[0029] Accordingly, there has been provided, in accordance with the present invention, a wireless network system in which coordinator devices are elected by propagating an initialization message, selecting a random number based on the initialization message, tracking elapsed time, determining when the tracked elapsed time equals the selected random number; detecting whether a coordinator device status request has been received at any time throughout the tracked elapsed time; and becoming a coordinating device if no request has been detected and becoming a slave device if a request has been detected.

[0030] The coordinator device election process of the present invention can be applied to many different markets.

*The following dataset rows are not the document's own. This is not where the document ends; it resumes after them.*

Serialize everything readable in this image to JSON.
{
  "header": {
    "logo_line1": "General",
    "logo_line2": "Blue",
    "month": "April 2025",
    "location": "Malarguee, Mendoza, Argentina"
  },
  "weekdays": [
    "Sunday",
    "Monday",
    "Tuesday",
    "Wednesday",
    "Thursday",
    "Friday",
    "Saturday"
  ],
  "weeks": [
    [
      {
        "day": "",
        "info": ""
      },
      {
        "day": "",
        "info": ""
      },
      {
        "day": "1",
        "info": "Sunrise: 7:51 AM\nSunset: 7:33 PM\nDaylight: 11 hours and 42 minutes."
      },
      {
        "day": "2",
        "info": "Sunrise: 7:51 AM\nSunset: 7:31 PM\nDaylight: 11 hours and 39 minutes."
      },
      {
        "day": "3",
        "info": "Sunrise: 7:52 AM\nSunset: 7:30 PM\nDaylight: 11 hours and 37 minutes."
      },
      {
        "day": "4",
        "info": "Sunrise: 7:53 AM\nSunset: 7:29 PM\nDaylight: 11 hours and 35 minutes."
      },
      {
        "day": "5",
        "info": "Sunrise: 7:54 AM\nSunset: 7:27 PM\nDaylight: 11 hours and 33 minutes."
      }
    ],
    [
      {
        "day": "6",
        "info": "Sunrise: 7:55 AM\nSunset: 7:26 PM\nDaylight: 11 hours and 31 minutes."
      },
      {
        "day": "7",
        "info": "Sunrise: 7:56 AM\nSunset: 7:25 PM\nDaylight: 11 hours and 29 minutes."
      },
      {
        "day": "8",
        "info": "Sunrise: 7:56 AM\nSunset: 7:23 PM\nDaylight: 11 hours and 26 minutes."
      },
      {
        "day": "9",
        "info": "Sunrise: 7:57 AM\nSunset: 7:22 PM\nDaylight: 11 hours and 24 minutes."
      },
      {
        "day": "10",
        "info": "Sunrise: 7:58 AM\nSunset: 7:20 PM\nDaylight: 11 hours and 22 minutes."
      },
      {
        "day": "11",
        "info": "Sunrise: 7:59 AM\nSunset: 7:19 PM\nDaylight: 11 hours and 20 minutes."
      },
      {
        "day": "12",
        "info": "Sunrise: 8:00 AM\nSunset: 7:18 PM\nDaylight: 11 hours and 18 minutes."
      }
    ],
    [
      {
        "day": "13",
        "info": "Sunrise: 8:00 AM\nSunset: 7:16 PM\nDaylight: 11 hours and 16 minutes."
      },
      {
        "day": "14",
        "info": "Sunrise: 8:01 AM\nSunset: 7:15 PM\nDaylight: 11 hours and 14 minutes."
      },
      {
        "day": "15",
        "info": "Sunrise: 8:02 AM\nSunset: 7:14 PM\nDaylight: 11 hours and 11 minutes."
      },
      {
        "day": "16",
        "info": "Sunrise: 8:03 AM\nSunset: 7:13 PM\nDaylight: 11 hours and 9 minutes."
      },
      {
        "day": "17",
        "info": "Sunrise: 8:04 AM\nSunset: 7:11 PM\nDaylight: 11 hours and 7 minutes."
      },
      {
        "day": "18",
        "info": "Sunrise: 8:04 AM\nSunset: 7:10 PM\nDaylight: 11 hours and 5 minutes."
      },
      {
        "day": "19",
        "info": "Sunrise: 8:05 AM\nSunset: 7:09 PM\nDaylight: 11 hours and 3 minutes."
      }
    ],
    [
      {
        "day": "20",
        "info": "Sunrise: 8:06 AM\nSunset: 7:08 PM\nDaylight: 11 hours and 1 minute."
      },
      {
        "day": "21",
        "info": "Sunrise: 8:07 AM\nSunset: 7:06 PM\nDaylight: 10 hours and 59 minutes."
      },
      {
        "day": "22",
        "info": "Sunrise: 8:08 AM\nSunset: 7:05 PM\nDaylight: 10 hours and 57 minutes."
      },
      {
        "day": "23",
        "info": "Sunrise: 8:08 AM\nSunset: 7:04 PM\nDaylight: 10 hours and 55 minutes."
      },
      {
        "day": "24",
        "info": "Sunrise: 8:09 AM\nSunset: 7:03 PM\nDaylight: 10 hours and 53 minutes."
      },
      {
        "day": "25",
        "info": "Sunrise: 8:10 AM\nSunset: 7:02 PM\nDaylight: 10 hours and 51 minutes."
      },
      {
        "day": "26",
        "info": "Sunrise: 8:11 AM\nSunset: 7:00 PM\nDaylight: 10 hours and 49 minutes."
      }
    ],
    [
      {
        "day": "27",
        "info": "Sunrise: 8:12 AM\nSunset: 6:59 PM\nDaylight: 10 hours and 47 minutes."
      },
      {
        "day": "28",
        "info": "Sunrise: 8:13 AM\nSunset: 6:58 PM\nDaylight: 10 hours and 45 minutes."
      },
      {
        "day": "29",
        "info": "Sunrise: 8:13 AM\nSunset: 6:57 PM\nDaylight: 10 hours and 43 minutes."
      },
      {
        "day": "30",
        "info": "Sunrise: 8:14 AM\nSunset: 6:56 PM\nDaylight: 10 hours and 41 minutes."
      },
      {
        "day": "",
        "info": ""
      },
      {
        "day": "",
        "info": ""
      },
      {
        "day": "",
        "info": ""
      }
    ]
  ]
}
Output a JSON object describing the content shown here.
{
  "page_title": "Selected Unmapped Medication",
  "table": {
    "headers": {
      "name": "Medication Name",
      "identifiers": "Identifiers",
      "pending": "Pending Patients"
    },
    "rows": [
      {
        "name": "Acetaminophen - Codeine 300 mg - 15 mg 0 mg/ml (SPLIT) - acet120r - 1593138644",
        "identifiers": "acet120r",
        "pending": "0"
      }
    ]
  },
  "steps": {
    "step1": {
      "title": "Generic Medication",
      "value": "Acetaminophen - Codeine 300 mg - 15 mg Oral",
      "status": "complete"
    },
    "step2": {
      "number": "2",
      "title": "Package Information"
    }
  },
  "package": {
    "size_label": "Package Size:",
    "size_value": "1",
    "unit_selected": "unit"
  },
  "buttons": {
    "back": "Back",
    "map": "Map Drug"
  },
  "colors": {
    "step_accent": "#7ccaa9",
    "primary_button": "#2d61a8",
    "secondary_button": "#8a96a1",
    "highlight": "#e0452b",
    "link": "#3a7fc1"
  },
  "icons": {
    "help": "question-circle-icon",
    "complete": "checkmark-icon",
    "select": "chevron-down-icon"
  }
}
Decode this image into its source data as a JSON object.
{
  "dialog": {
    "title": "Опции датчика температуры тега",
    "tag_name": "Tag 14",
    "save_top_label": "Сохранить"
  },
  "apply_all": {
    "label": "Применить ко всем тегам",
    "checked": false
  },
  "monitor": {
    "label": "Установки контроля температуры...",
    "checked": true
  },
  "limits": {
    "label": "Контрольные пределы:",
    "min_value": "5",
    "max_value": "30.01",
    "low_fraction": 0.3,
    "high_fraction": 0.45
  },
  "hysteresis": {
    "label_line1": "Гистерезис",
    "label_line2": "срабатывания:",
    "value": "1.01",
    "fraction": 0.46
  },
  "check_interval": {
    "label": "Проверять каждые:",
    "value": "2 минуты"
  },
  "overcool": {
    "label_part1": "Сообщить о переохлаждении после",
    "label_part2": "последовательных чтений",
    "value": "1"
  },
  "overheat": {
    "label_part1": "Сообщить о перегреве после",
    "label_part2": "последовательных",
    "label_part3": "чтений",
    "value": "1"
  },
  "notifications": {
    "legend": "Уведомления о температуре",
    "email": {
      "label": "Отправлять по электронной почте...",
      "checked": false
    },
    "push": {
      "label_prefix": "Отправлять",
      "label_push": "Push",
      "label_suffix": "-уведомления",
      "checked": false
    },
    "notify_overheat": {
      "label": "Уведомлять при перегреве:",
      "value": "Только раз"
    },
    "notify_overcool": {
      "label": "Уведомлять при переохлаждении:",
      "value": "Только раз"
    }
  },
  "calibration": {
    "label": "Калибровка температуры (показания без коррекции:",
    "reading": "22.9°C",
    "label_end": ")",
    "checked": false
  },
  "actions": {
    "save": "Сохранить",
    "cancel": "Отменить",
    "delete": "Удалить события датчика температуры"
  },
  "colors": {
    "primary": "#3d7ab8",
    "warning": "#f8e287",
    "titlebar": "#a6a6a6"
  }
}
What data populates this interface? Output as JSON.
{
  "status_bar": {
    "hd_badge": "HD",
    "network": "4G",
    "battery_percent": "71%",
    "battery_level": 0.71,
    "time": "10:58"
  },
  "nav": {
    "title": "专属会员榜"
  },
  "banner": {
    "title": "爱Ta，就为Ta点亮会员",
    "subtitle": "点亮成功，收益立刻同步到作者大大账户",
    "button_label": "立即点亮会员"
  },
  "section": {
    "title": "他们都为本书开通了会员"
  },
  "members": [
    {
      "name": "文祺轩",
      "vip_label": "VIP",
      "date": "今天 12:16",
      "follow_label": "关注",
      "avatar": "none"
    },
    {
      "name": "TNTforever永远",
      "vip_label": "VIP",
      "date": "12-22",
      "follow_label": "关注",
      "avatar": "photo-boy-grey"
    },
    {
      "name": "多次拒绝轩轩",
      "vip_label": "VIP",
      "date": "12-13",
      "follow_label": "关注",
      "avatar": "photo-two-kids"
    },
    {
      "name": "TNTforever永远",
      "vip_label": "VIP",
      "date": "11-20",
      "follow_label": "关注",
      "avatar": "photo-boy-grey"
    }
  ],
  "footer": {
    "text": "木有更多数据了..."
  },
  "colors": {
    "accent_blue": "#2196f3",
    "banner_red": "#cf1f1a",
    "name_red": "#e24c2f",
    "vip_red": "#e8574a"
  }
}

Some of these markets include, logistics, asset management, inventory management, building management, home automation, disaster recovery and wartime intelligence to name a few. The energy efficient and effective initialization process provides a means of achieving long lasting battery life in wireless sensor networks.

[0031] The wireless network utilizing the initialization process of the present invention provides advantages over existing systems such as the Backbone nodes system. Backbone nodes are very different from coordination nodes as they do not schedule communication rendezvous between nodes, nor do they perform any kind of network timing or synchronization. Both of these aspects are exhibited by the coordination device and are extremely valuable to wireless sensor networks. Having an efficient process that elects these devices and forms a fully connected network as described by the coordinator device election process of the present invention is invaluable for wireless sensor applications.

[0032] While the preferred embodiments of the invention have been illustrated and described, it will be clear that the invention is not so limited. Numerous modifications, changes, variations, substitutions and equivalents will occur to those skilled in the art without departing from the spirit and scope of the present invention as defined by the appended claims.